Orpheus sings his way to the underworld in pursuit of his wife Euridice, overcoming all obstacles by the power of his voice. He finds her but loses her again. How long do we grieve a loved one? How long do we hear their voice echoing after they have gone?
In 1607, Claudio Monteverdi created his Orfeo, for the Carnival opening at the Court Theatre of Duke Vincenzo I in Mantua. Billed as a ‘musical fable’, here was a new form where characters are brought to life with poignant human feelings. Orfeo’s dramatic power gave birth to what we call opera today. As in the original performance in an intimate space in Mantua, Garsington’s summer 2022 production sees the singers and musicians very close; the instrumentalists are part of the action, onstage and visible. Early music specialist Laurence Cummings conducts the musicians of The English Concert. Arielle Smith choreographs singers and dancers; the chorus is a constant presence and critical to the storytelling.
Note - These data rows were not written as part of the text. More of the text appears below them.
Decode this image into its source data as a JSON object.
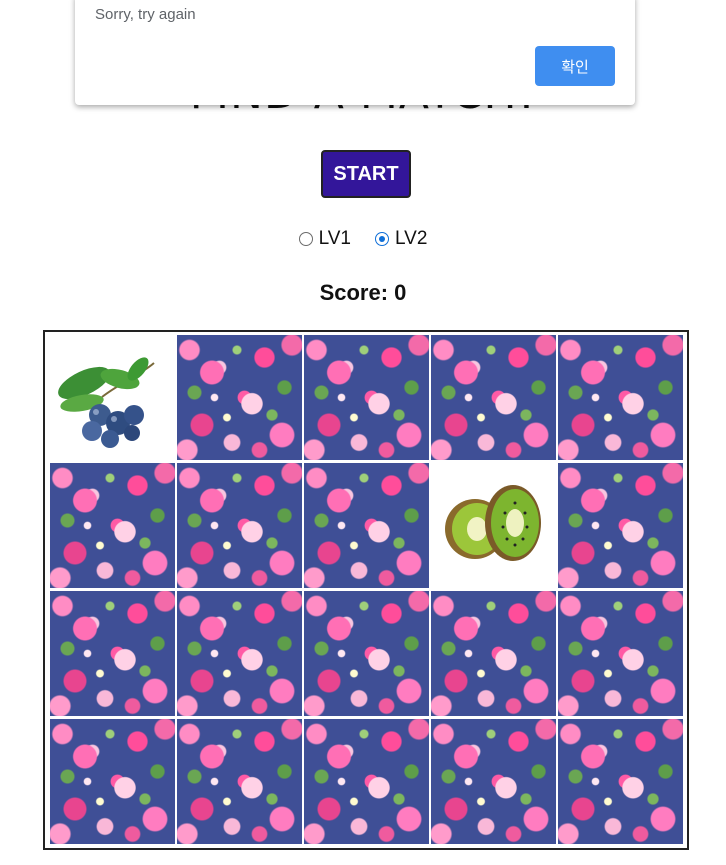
{
  "header": {
    "title": "FIND A MATCH!"
  },
  "controls": {
    "start_label": "START",
    "levels": [
      {
        "label": "LV1",
        "checked": false
      },
      {
        "label": "LV2",
        "checked": true
      }
    ],
    "score_label": "Score: 0"
  },
  "board": {
    "rows": 4,
    "cols": 5,
    "face_up": [
      {
        "index": 0,
        "fruit": "blueberries"
      },
      {
        "index": 8,
        "fruit": "kiwi"
      }
    ],
    "back_pattern": "pink floral on navy"
  },
  "dialog": {
    "message": "Sorry, try again",
    "ok_label": "확인"
  },
  "colors": {
    "start_button": "#33169a",
    "dialog_button": "#3f8ef0",
    "radio_checked": "#0f6fd8"
  }
}
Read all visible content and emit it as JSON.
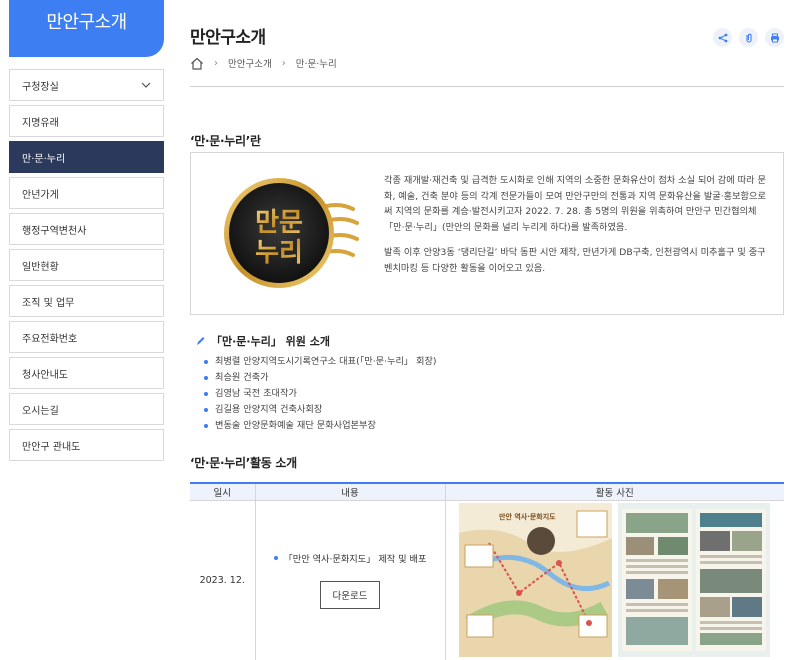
{
  "sidebar": {
    "title": "만안구소개",
    "items": [
      {
        "label": "구청장실",
        "has_chevron": true
      },
      {
        "label": "지명유래"
      },
      {
        "label": "만·문·누리",
        "active": true
      },
      {
        "label": "안년가게"
      },
      {
        "label": "행정구역변천사"
      },
      {
        "label": "일반현황"
      },
      {
        "label": "조직 및 업무"
      },
      {
        "label": "주요전화번호"
      },
      {
        "label": "청사안내도"
      },
      {
        "label": "오시는길"
      },
      {
        "label": "만안구 관내도"
      }
    ]
  },
  "header": {
    "title": "만안구소개",
    "tools": [
      "share-icon",
      "attach-icon",
      "print-icon"
    ]
  },
  "breadcrumb": {
    "home_icon": "home-icon",
    "items": [
      "만안구소개",
      "만·문·누리"
    ]
  },
  "intro": {
    "heading": "‘만·문·누리’란",
    "logo_text": "만문누리",
    "paragraph1": "각종 재개발·재건축 및 급격한 도시화로 인해 지역의 소중한 문화유산이 점차 소실 되어 감에 따라 문화, 예술, 건축 분야 등의 각계 전문가들이 모여 만안구만의 전통과 지역 문화유산을 발굴·홍보함으로써 지역의 문화를 계승·발전시키고자 2022. 7. 28. 총 5명의 위원을 위촉하여 만안구 민간협의체 「만·문·누리」(만안의 문화를 널리 누리게 하다)를 발족하였음.",
    "paragraph2": "발족 이후 안양3동 ‘댕리단길’ 바닥 동판 시안 제작, 만년가게 DB구축, 인천광역시 미추홀구 및 중구 벤치마킹 등 다양한 활동을 이어오고 있음."
  },
  "members": {
    "heading": "「만·문·누리」 위원 소개",
    "list": [
      "최병렬 안양지역도시기록연구소 대표(「만·문·누리」 회장)",
      "최승원 건축가",
      "김영남 국전 초대작가",
      "김길용 안양지역 건축사회장",
      "변동술 안양문화예술 재단 문화사업본부장"
    ]
  },
  "activities": {
    "heading": "‘만·문·누리’활동 소개",
    "columns": [
      "일시",
      "내용",
      "활동 사진"
    ],
    "rows": [
      {
        "date": "2023. 12.",
        "content": "「만안 역사·문화지도」 제작 및 배포",
        "button": "다운로드",
        "map_title": "만안 역사·문화지도"
      }
    ]
  },
  "colors": {
    "accent": "#3d7ef2",
    "sidebar_active": "#2b3a5c",
    "logo_gold": "#d6a43a"
  }
}
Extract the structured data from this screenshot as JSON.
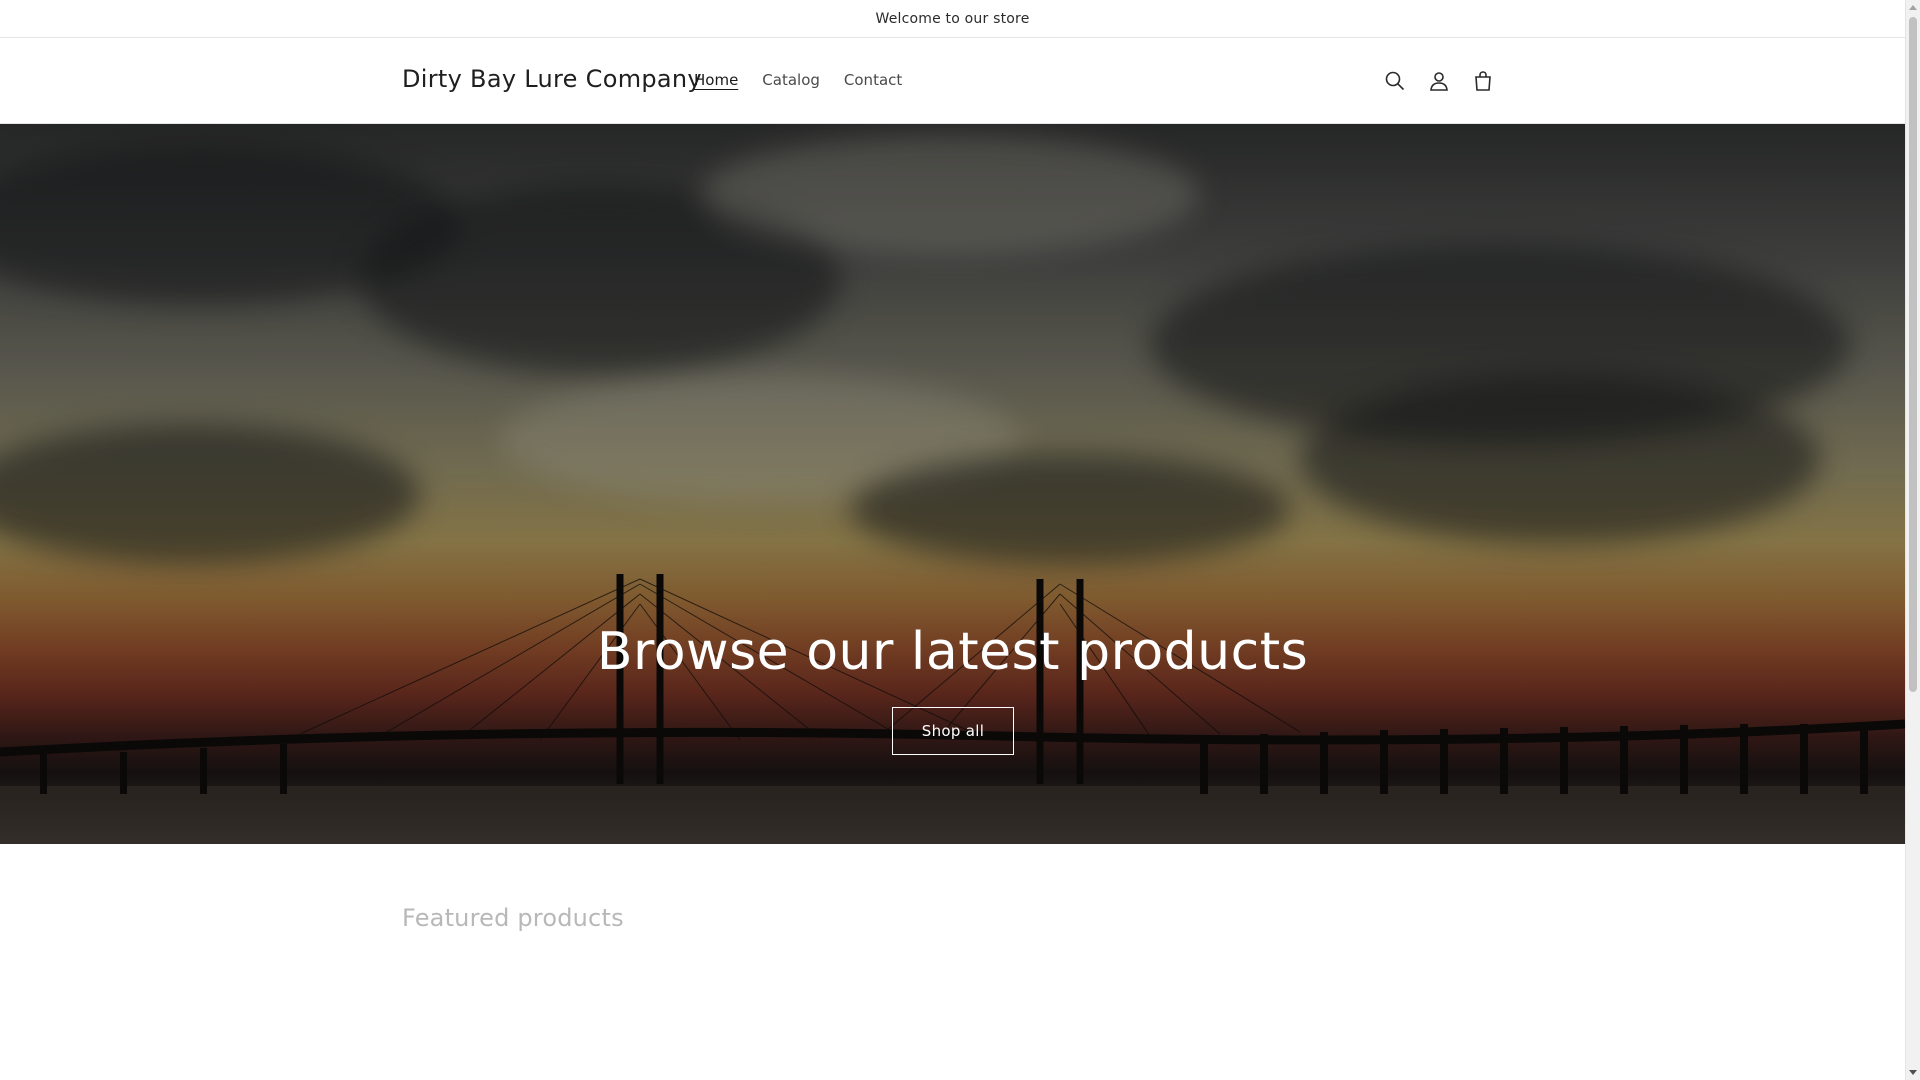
{
  "announcement": {
    "text": "Welcome to our store"
  },
  "header": {
    "logo": "Dirty Bay Lure Company",
    "nav": [
      {
        "label": "Home",
        "active": true
      },
      {
        "label": "Catalog",
        "active": false
      },
      {
        "label": "Contact",
        "active": false
      }
    ],
    "icons": [
      "search-icon",
      "account-icon",
      "cart-icon"
    ]
  },
  "hero": {
    "title": "Browse our latest products",
    "button_label": "Shop all"
  },
  "featured": {
    "title": "Featured products"
  },
  "colors": {
    "text": "#121212",
    "muted_heading": "#b8b8b8",
    "border": "#e6e6e6",
    "hero_text": "#ffffff"
  }
}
Ecstatically received by audiences and critics alike, here is an evening to do justice to Monteverdi's genius and power to encapsulate the human condition through music, movement and song.
Hope (La Speranza)
Lauren Joyanne Morris
Solo Shepherds and Spirits
Georgia Mae Bishop
Spirits of the Dance
Annie Joy Edwards
Garsington Opera Chorus
The English Concert
Sets and costumes
Music commands silence while she tells the story of Orfeo, the son of Apollo, god of music.
Revellers celebrate the wedding day of Orfeo and Euridice.
Orfeo rejoices in his union with Euridice. A messenger arrives with the terrible news that Euridice has been bitten by a snake and has died. Orfeo despairs and then resolves that he will rescue Euridice from the underworld.
Hope accompanies Orfeo to the gateway of the underworld, which is guarded by Charon. At first, Orfeo’s music fails to charm Charon but eventually he is lulled to sleep and Orfeo is able to pass him by.
Proserpina, queen of the underworld, is moved by Orfeo’s music and begs Pluto, king of the underworld, to release Euridice. Pluto agrees, on condition that Orfeo neither speaks to her nor turns around to look at her while leading her back. As they travel, Orfeo doubts that Euridice is really behind him and is unable to resist turning to look. Euridice is taken from him for the second time and Orfeo is forced to return to his own world.
Consumed by grief, Orfeo renounces all women. His father, Apollo, takes pity on him and offers him a life in the heavens, making music for immortality.
A grand fusion of musical traditions
Did Monteverdi invent opera? Technically, no; practically, yes. Opera had existed for only a decade when the composer produced Orfeo in 1607, and he was the first to draw perfection from the form. By 1600, the theory of music drama had fallen into place; for decades progressive scholars, among them Vincenzo Galilei, the father of Galileo, had been urging composers to abandon the arcana of counterpoint in favour of a more expressive, single-voiced style. The pioneers of Florentine opera fashioned a method of recitative singing which allowed for the exposition of plot between arias. But the earliest operas lacked narrative drive; after a while, the recitatives tended to exhaust the ears. Monteverdi, who was already writing quasi-operatic scenes in madrigal form, electrified the genre with the force of his personality. Conversational melodic lines, commanding interval leaps, sharp rhythmic contrasts, abrupt chord changes, biting dissonances, ominous roving basses – all spell out the violence of Orpheus’s emotions as he descends into the underworld.
Vocal lines are typical of the period, with florid ornamentation unfolding within narrow intervals but the music moves at an unusually deliberate, meditative pace. Pairs of instruments play spectral ascending and descending scales, with the second part sounding as an echo. The harp echoes itself. Monteverdi is relaxing his grip on the narrative and delving deep into his character’s condition. This is the opportunity afforded by the evening-length structure of opera. The clock slows; the horizon widens; we go walking in the landscape of Orpheus’s soul.
Monteverdi’s resonance today is not just a matter of compositional mastery. His protagonists become expressive individuals, yet they inhabit a world where hierarchies are fixed and freedoms circumscribed. ‘Nothing delightful here below endures’, Apollo tells Orpheus, advising him to give up on life and go to heaven. Monteverdi has often been likened to Shakespeare, with good reason. Both artists give fathomless depth to familiar tales; both manoeuvre adroitly between high and low; both still hold audiences captivated four centuries on.